Data extract:
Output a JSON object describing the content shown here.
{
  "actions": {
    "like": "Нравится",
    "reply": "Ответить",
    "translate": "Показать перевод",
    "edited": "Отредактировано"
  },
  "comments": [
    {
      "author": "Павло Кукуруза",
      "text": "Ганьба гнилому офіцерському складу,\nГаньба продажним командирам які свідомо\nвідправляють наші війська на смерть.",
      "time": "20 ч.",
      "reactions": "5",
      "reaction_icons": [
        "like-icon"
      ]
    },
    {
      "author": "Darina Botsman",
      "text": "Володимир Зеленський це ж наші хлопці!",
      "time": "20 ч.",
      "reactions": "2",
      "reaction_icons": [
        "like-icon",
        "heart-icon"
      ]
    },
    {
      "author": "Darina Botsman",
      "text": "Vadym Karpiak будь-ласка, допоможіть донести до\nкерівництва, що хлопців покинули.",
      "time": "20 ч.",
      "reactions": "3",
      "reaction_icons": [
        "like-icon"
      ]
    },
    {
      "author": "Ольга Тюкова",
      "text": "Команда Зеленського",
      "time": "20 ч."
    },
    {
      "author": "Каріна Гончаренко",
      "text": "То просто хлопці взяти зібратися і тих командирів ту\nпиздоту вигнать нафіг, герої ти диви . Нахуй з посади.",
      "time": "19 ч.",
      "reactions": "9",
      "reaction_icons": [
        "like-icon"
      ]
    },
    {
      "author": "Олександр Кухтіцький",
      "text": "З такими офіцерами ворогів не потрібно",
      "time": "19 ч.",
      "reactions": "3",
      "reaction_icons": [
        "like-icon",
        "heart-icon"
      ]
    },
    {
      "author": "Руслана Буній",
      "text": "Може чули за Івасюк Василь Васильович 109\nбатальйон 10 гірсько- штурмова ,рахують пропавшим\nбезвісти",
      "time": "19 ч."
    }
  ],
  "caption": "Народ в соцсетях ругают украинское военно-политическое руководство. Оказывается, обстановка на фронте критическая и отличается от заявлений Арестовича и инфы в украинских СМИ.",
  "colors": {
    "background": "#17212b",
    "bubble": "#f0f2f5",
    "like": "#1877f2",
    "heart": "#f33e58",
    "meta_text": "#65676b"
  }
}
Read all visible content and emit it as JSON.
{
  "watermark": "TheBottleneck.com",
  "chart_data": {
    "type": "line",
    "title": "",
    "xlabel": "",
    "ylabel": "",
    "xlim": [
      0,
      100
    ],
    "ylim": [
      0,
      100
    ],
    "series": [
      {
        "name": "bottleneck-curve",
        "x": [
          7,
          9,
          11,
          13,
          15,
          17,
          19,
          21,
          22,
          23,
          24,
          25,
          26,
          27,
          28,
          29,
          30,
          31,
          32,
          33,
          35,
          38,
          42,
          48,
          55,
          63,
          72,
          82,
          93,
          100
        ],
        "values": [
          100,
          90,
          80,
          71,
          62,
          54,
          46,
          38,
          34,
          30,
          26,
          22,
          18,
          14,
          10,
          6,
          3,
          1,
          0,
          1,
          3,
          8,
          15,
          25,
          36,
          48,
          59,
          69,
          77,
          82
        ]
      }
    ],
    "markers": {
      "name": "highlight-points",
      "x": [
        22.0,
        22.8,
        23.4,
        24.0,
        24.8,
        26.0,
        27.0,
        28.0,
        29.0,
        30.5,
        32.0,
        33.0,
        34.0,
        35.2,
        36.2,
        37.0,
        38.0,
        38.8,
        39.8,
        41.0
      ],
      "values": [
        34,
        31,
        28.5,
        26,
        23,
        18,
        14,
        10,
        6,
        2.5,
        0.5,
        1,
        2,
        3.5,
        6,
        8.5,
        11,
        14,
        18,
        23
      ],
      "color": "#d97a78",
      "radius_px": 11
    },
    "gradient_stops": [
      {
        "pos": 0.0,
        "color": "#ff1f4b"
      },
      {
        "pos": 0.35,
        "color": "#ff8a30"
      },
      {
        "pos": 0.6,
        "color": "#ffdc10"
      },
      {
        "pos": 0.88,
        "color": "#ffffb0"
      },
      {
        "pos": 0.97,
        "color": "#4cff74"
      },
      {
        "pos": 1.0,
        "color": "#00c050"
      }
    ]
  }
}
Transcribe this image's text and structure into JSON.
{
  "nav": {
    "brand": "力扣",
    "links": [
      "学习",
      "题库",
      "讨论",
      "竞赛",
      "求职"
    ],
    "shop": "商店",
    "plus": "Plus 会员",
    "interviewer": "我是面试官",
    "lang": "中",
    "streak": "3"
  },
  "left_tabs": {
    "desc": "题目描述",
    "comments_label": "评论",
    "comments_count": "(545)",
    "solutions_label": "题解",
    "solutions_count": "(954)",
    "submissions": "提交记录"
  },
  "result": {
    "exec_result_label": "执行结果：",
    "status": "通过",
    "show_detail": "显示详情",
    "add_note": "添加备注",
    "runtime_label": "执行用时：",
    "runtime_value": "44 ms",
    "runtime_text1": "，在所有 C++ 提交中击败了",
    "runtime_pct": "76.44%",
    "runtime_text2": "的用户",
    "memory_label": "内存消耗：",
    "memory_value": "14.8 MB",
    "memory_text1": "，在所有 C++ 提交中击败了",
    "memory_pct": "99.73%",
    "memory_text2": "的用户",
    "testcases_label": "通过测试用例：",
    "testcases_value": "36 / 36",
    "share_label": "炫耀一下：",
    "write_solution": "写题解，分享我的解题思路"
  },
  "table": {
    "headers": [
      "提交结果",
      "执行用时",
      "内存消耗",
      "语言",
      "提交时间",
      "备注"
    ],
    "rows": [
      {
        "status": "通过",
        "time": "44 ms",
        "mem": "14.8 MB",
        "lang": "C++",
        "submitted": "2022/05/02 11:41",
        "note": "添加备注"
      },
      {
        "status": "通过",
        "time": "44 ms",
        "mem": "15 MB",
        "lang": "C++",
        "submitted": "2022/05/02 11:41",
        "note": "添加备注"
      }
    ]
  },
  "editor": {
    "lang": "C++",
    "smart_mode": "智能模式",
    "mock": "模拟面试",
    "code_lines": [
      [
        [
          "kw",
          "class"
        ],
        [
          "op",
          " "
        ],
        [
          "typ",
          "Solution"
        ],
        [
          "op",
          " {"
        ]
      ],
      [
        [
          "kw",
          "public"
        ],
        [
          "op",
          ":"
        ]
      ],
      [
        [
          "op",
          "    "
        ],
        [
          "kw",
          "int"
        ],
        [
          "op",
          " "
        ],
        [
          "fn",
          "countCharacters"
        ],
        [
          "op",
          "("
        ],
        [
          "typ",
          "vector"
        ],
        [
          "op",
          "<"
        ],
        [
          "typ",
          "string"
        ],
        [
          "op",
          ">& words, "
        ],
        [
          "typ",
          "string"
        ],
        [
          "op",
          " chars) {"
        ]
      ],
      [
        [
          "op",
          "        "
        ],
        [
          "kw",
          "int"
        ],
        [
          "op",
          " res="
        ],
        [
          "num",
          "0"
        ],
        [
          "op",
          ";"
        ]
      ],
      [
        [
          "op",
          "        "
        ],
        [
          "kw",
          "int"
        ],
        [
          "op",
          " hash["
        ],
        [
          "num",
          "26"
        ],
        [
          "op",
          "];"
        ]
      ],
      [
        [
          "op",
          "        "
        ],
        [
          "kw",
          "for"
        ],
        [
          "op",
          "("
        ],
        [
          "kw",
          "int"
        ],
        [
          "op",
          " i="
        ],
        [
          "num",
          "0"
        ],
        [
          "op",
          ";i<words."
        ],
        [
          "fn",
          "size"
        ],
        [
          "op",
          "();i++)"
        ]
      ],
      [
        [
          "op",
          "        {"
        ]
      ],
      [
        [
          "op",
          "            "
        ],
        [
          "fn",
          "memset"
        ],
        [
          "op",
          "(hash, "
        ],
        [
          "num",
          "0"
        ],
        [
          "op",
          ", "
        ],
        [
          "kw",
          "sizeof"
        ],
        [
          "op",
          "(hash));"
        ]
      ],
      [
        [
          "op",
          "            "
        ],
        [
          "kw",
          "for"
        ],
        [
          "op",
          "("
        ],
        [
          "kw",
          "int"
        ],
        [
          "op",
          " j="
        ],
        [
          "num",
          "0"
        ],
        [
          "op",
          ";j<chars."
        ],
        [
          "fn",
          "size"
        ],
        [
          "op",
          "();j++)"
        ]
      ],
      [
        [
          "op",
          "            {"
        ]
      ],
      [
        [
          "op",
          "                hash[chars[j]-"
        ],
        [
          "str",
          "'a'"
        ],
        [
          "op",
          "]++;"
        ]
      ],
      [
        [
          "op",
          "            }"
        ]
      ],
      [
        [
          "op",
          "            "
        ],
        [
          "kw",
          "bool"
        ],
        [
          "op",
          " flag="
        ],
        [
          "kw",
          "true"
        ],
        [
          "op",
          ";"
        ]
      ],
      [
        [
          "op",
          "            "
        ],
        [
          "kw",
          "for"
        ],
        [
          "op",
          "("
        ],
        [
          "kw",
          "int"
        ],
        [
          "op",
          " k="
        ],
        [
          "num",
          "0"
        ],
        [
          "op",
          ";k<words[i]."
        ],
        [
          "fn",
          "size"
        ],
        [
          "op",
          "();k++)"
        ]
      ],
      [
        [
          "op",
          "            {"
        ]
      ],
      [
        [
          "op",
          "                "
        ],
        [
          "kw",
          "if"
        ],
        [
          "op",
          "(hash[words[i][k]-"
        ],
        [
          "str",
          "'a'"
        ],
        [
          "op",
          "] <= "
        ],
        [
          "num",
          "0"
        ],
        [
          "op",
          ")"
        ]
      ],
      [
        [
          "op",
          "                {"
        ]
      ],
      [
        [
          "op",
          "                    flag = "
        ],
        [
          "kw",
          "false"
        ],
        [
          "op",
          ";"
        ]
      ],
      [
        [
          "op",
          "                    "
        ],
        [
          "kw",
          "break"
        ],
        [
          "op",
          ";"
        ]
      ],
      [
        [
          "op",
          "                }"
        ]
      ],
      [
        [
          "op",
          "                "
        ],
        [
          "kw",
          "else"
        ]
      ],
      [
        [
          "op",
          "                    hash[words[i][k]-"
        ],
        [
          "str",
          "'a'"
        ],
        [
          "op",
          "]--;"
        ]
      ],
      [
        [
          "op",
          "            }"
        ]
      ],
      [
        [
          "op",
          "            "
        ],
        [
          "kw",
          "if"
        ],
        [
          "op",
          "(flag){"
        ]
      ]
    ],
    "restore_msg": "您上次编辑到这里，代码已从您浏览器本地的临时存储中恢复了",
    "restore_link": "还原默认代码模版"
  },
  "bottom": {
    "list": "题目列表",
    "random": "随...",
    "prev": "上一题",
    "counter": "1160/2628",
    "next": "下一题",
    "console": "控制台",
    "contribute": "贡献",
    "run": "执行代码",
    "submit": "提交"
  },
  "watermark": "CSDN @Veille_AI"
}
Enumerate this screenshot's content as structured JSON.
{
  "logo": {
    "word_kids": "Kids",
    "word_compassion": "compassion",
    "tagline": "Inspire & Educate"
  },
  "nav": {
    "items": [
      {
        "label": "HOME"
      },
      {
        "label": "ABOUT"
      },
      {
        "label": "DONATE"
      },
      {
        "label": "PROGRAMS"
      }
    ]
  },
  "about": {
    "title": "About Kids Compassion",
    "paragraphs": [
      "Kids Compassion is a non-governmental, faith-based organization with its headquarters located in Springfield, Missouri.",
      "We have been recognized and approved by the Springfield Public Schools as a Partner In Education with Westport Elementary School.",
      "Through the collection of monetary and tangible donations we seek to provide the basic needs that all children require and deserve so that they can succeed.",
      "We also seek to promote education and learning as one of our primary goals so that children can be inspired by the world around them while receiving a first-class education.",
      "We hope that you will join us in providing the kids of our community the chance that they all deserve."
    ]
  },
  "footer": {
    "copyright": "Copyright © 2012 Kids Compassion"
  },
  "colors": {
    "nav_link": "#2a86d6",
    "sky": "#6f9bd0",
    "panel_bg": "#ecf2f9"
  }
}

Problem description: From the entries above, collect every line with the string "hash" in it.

Response box:
          " hash["
          "(hash, "
          "(hash));"
          "                hash[chars[j]-"
          "(hash[words[i][k]-"
          "                    hash[words[i][k]-"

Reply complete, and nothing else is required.